“I don’t know that anything surprises me anymore. Certainly nothing out of the Supreme Court.”  – Chief Public Defender Adeola Ogunkeyede

In the letter, Ogunkeyede quoted Supreme Court precedent guaranteeing the right to an attorney for those subject to deportation and quoted passages describing it as a particularly severe penalty that may result in “loss of both property and life, or of all that makes life worth living.” She noted that deportation separates parents from children and may subject migrants to torture, starvation, and political repression in their home country. And she pointed out that SB 4 can be enforced anywhere in Texas, not just at the border, and could lead to the deportation of people who were brought to this country as young children.

Ogunkeyede’s letter was directed particularly at Austin’s appointed municipal court judges, known as magistrates, and their boss, Judge Sherry Statman. These magistrates would be most likely to preside over SB 4 cases, should they occur. They are unable to comment on the law, lest they violate ethics rules, but Ogunkeyede said she believes none have received any guidance from the state on how to handle SB 4 cases because such guidance might further highlight the law’s unconstitutionality.

Aside from Ogunkeyede, other actors in the local judicial system are expressing opposition to SB 4. After the Supreme Court allowed the law to go into effect, the Austin Police Department issued a statement saying that its officers would be unlikely to make warrantless arrests under it. “APD respects and serves the whole Austin community,” the statement read. “It is vital for the community to understand that APD will continue to follow its policies and state law that prohibit racial profiling.” County Attorney Delia Garza released a statement saying, in part, “A law that subjects such a large portion of our community to potential racial profiling and fear is incredibly misguided, cruel, and discourages victims and survivors from coming forward to engage with law enforcement.”

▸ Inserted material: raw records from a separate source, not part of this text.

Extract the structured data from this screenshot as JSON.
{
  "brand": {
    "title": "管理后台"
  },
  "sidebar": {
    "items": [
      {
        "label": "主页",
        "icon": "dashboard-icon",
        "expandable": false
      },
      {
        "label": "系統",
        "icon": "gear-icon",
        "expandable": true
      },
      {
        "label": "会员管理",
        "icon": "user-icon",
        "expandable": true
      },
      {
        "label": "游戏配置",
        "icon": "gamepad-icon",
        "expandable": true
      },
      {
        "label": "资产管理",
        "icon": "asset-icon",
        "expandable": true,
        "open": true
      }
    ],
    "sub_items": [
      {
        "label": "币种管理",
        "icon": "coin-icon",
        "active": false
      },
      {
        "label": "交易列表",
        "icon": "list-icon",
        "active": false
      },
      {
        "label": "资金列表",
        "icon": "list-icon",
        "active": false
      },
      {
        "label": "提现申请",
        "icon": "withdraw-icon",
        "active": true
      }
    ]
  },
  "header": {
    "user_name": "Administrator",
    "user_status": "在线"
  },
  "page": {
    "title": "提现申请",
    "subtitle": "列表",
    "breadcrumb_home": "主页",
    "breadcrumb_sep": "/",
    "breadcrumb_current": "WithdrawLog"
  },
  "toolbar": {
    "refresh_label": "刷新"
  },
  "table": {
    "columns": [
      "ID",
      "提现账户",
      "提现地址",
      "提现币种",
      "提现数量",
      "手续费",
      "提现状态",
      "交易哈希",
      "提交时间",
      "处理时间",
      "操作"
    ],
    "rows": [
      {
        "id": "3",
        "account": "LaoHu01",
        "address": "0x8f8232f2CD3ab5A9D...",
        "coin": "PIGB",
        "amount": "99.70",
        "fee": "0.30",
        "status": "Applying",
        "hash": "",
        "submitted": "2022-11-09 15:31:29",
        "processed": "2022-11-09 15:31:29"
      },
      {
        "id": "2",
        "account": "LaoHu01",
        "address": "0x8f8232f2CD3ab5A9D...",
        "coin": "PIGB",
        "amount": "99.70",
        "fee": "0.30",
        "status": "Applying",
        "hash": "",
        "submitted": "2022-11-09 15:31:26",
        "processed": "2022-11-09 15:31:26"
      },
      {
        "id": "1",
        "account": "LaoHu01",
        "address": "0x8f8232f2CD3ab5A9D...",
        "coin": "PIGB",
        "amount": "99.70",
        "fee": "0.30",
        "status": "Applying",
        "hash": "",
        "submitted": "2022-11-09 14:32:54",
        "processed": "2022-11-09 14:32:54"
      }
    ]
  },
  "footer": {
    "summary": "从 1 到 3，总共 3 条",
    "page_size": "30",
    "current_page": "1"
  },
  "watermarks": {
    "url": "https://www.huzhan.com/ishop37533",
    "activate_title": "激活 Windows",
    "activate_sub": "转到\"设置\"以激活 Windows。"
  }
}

Ogunkeyede said that SB 4 heightens the need for the county to provide counsel at first appearance – free attorneys for impoverished people appearing before a judge for the first time after arrest. Right now, no one in the county has a lawyer in the room during these initial hearings. She noted that community members expressed fears about SB 4 at a March 21 work session of the Travis County Commissioners Court, which examined the state of indigent defense.

“Ten to 15 different community members spoke about counsel at first appearance and the exposure of people in our community to not being represented by lawyers at that appearance,” Ogunkeyede said. “They’re concerned particularly in light of SB 4. Which is one of the asks in our letter: We want the Public Defender’s Office to provide counsel and support on SB 4. If a magistrate is presented with a charging instrument that includes an SB 4 offense, call us. We will be there.”

Related Posts